» Activity:
Please filter the entries for the word "title" and copy every line that has it.
Start of Material for this exercise
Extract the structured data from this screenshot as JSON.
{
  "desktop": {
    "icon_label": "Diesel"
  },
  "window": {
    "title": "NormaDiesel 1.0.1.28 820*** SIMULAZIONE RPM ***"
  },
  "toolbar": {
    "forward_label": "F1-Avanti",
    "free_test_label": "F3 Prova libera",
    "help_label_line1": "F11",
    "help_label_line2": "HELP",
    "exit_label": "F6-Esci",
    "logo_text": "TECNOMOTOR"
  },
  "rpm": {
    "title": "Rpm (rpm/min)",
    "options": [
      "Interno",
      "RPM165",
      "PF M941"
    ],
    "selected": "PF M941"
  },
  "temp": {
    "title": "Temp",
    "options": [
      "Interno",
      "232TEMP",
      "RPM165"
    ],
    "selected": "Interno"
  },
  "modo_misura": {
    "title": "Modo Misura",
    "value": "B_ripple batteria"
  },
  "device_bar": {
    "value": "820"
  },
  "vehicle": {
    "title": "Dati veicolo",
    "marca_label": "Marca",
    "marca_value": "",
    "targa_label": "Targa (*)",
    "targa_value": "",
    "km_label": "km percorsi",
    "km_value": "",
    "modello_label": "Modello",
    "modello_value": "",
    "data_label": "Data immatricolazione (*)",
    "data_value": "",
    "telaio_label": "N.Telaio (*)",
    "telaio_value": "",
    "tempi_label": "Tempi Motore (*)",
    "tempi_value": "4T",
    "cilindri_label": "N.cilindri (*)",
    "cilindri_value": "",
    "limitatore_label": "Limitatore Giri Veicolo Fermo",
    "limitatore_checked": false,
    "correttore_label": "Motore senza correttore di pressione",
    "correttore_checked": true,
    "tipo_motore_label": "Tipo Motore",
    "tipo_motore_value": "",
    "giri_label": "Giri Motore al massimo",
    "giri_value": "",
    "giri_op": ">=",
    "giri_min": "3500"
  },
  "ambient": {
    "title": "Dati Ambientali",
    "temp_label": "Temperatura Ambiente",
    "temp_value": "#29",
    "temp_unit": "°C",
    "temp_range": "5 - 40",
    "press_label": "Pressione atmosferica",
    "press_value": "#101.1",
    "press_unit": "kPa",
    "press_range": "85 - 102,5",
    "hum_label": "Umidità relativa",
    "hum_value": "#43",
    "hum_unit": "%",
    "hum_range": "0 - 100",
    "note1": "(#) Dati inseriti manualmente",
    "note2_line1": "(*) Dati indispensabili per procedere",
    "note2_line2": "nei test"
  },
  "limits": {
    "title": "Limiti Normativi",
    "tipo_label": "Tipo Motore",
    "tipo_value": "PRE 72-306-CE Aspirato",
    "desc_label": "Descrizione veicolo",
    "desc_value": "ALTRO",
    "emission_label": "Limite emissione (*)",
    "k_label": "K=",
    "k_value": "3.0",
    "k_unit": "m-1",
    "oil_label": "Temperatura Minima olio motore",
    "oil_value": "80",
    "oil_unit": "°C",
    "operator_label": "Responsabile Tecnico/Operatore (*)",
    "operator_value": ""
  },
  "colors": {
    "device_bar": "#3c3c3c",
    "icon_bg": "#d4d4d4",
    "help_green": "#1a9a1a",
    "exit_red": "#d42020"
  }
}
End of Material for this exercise
» Written response:
    "title": "NormaDiesel 1.0.1.28 820*** SIMULAZIONE RPM ***"
    "title": "Rpm (rpm/min)",
    "title": "Temp",
    "title": "Modo Misura",
    "title": "Dati veicolo",
    "title": "Dati Ambientali",
    "title": "Limiti Normativi",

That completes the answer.